The Apollonian Catch Club showed a notable readiness to vary its musical offering in 1834 by holding meetings ‘at the Half-way house between this city Canterbury and Dover.’ In May, at the last of them, ‘upwards of seventy of the surrounding neighbourhood […] met together upon the occasion.’ Once again, Shoubridge and Dobson are in evidence. They and their fellow Lay Clerks continually appear throughout this period at the civic occasions marked by sumptuous dinners enlivened by the music of these men: inaugurations of councillors and mayors; a dinner ‘In Commemoration of His Majesty’s Declaration to preserve inviolate the Constitution in Church and State’ in September 1834; an ‘Inauguration Dinner’ celebrating the election of a Jurist of Dover, attended by His Grace the Duke of Wellington in October 1834; a Messiah in November; other concerts; other dinners, including the annual Cattle Show Christmas event (see below): then as now, musicians’ lives moved fluidly between an artisan trade by day and as much music-making as could be got by night. The need for the manners of a gentleman—however that might be defined in times of socio-political transformation—and the business acumen of a tradesman must have been the ever-present tension of the time.

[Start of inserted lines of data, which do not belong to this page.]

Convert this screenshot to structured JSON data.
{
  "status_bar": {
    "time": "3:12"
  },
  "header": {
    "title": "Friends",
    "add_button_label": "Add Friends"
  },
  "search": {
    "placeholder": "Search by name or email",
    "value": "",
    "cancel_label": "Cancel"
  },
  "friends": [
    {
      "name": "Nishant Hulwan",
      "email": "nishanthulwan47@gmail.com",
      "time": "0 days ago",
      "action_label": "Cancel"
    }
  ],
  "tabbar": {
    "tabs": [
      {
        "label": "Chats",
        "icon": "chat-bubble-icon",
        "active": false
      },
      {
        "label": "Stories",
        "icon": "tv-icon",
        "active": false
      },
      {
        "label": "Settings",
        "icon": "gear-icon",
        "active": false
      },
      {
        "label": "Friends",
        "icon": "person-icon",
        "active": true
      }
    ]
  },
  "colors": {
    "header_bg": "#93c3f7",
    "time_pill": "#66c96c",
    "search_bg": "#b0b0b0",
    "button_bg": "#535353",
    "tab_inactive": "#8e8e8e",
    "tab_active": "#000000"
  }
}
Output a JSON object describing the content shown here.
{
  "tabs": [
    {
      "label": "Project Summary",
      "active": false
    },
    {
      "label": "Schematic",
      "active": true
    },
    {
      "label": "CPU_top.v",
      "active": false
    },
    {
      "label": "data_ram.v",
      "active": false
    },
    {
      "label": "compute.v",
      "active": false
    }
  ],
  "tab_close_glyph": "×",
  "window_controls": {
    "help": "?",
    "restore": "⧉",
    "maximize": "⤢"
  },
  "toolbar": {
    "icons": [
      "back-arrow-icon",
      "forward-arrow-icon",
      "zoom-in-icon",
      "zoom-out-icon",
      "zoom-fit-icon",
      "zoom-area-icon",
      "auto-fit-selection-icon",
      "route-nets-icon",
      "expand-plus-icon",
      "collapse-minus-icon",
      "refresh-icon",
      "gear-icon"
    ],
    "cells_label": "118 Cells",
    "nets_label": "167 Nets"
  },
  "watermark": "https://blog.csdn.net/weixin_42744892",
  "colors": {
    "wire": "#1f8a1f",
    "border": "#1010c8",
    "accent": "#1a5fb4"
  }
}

Some entrepreneurial ability did not go amiss. Although it seems that Shoubridge was the brighter luminary in the Canterbury Harmonic Society, Dobson also performed at its first meeting in May 1834. The brief report gives little detail, but opines enthusiastically about its prospects – as well they might, given its eventual longevity. Unlike the Catch Club, these meetings occurred during the summer months, perhaps with a shrewd eye on the competition.
One of Dobson’s more curious engagements is next seen as he enlivens the later evening revelries of the Brethren of the Druids Lodge in 1838—a claim to fame in itself—with ‘several excellent songs, […] accompanied on the piano.’ Only a week later, on Christmas Day, he and several fellow lay Clerks entertained the guests at the Kent and Canterbury Cattle Show Dinner, which started at 3.30 in the afternoon in the Corn Exchange on St George’s Street. After the National Anthem (‘sung by a party of City vocalists, Messrs. Shoubridge, Dobson, Palmer, &c. in good style’), toasts and speeches are interspersed with Rule Britannia and the glee Mynheer Van Dunk before the 51 ‘Premiums’ (prizes) are awarded. A number of speeches are then reported, practically verbatim, and at some point, presumably, a hearty dinner was eaten, though this is not recorded. Eventually ‘the principal part of the company now retired. Several still kept up the hilarity of the evening, and with the aid of the vocalists, Mr Dobson favouring them with three excellent songs, harmony and good humour prevailed to a late hour.’
Article written by: Dr Chris Price